At the funeral, a number of his loved ones and friends spoke about Dan. Beth Ann Strollo, Executive Director of the Quincy Community Action Programs and a long time client, spoke very movingly on behalf of Dan’s clients, colleagues, and admirers in the nonprofit sector. Many thanks are due to Beth Ann for permission to quote her here, and to another of Dan’s esteemed colleagues, Tom Mendelsohn, who contributed some thoughts and memories.
Beth Ann Strollo:
I have had the pleasure of knowing Dan for over 20 years. It is hard to sum up in just a few minutes what Dan means to so many of us here and what an incredible loss this is for us. In the past few days my co-workers at Quincy Community Action and my colleagues in the non profit community – like all of you – have been overwhelmed with shock and sadness at the loss of Dan – and there has been an outpouring of the most wonderful sentiments about him -that’s because Dan was such a truly remarkable person – he really was a renaissance man – but more importantly he was kind, he was caring, he was intelligent – he was the kind of person you just immediately connected with – he was unassuming – he was always positive – always diplomatic in the old fashioned, admirable sense of that word.

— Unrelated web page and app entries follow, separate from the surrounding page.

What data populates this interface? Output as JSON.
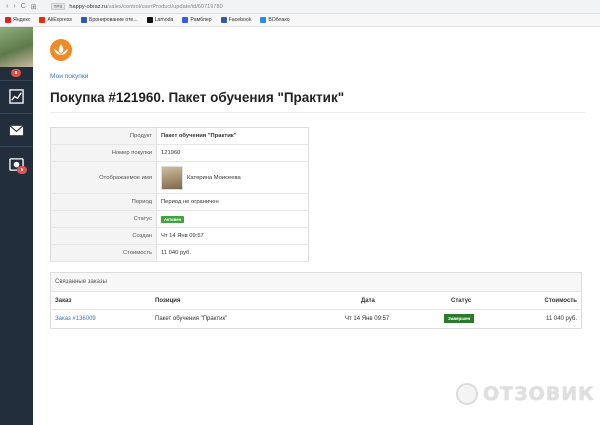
{
  "browser": {
    "nav_back": "‹",
    "nav_forward": "›",
    "nav_reload": "C",
    "nav_grid": "⊞",
    "protocol_badge": "TPS",
    "url_domain": "happy-obraz.ru",
    "url_path": "/sales/control/userProduct/update/id/60719780"
  },
  "bookmarks": [
    {
      "label": "Яндекс",
      "icon": "yandex-icon",
      "color": "#e02020"
    },
    {
      "label": "AliExpress",
      "icon": "aliexpress-icon",
      "color": "#e62e04"
    },
    {
      "label": "Бронирование оте...",
      "icon": "booking-icon",
      "color": "#2a5aa8"
    },
    {
      "label": "Lamoda",
      "icon": "lamoda-icon",
      "color": "#111111"
    },
    {
      "label": "Рамблер",
      "icon": "rambler-icon",
      "color": "#3b5bdb"
    },
    {
      "label": "Facebook",
      "icon": "facebook-icon",
      "color": "#3b5998"
    },
    {
      "label": "ВОблако",
      "icon": "cloud-icon",
      "color": "#2b8be6"
    }
  ],
  "sidebar": {
    "avatar_badge": "8",
    "product_badge": "5"
  },
  "breadcrumb": "Мои покупки",
  "page_title": "Покупка #121960. Пакет обучения \"Практик\"",
  "details": {
    "product_label": "Продукт",
    "product_value": "Пакет обучения \"Практик\"",
    "purchase_no_label": "Номер покупки",
    "purchase_no_value": "121960",
    "display_name_label": "Отображаемое имя",
    "display_name_value": "Катерина Моисеева",
    "period_label": "Период",
    "period_value": "Период не ограничен",
    "status_label": "Статус",
    "status_value": "Активен",
    "created_label": "Создан",
    "created_value": "Чт 14 Янв 09:57",
    "cost_label": "Стоимость",
    "cost_value": "11 040 руб."
  },
  "related": {
    "title": "Связанные заказы",
    "col_order": "Заказ",
    "col_position": "Позиция",
    "col_date": "Дата",
    "col_status": "Статус",
    "col_cost": "Стоимость",
    "rows": [
      {
        "order": "Заказ #136009",
        "position": "Пакет обучения \"Практик\"",
        "date": "Чт 14 Янв 09:57",
        "status": "Завершен",
        "cost": "11 040 руб."
      }
    ]
  },
  "watermark": "ОТЗОВИК",
  "colors": {
    "sidebar": "#232e3c",
    "accent_link": "#3a7ab8",
    "status_active": "#3fa33f",
    "status_done": "#2a7a2a",
    "logo": "#f08a24"
  }
}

He was truly a “gentle man”.
In the non profit sector – we benefited from all of those remarkable qualities. Many years ago Dan made a decision to share his knowledge and skills with the non profit community. I’m sure he could have worked for any growing industry in the 80’s – but he chose a less glamorous and certainly a less financially rewarding path – because he was committed to helping organizations that cared for the less fortunate, the environment, the arts. He really was ahead of his time – there were very few people with his skill and background that understood how much this work was needed in the non profit world and who had the commitment to helping us do our work better and help our clients more effectively.

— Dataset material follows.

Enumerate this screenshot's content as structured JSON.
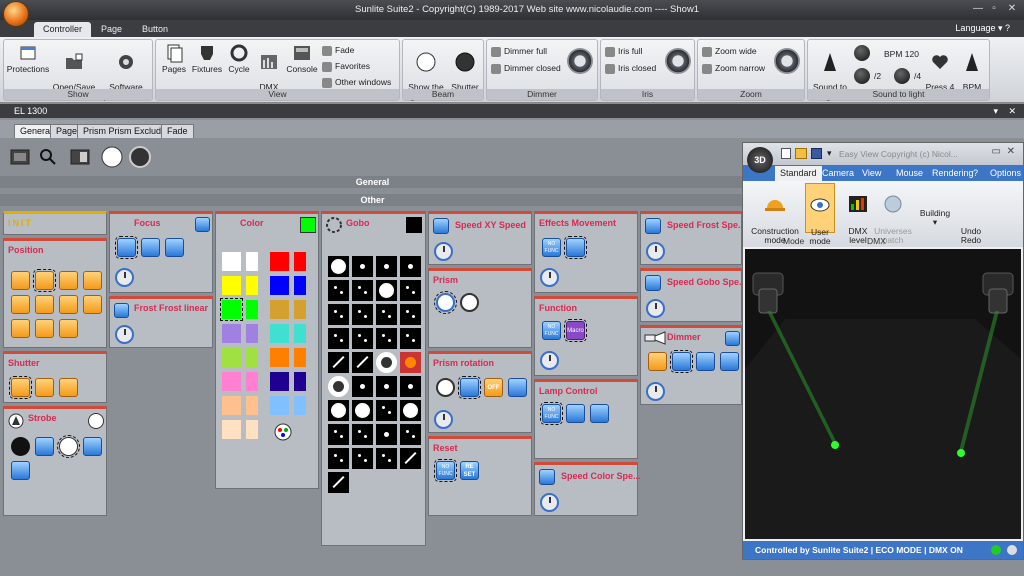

He did that work with total dedication and enthusiasm – as his colleague and friend Tom Mendelsohn said:
“It was not unusual to find Dan at any hour of day or night troubleshooting a network or crimping his own cable to make a printer work because that is what the organization needed and could afford”.
My colleagues and I saw that dedication all the time. Dan was able to go between high level strategic thinking for an agency, to “moshing a database”, to teaching our staff how to use a software program for the 1st time (including opening his home for staff trainings). And he always did it with such patience, such humility and with a smile on his face. Actually, he’d give more than a smile. Att the beginning of each meeting, he would tell you one of his “punny” jokes. And as his friend Tom says “You would laugh (or groan) under the weight of his relentless, clever wordplay and humor.”
But we were thrilled to be subject to Dan’s jokes because he brought so much to our work. He guided us; he made everyone feel like their questions were important, and he had incredible empathy for your situation. Whether it was a technology dilemma or a family challenge, he was there for you to calm your fears, listen to you commiserate, and to help you find the best way through the problem.
There is no way to reconcile that Dan is no longer with us, but all of us here will be comforted by remembering Dan in the middle of our day. As we struggle with that vexing problem or when we are trying to determine the best path to take, we will think of Dan and ask ourselves “What would Dan say? What would he suggest we do?” We will all be better at the end of that day if we take his advice.
Below are two videos with words from Dan’s friends at the January 2013 Tech Club event: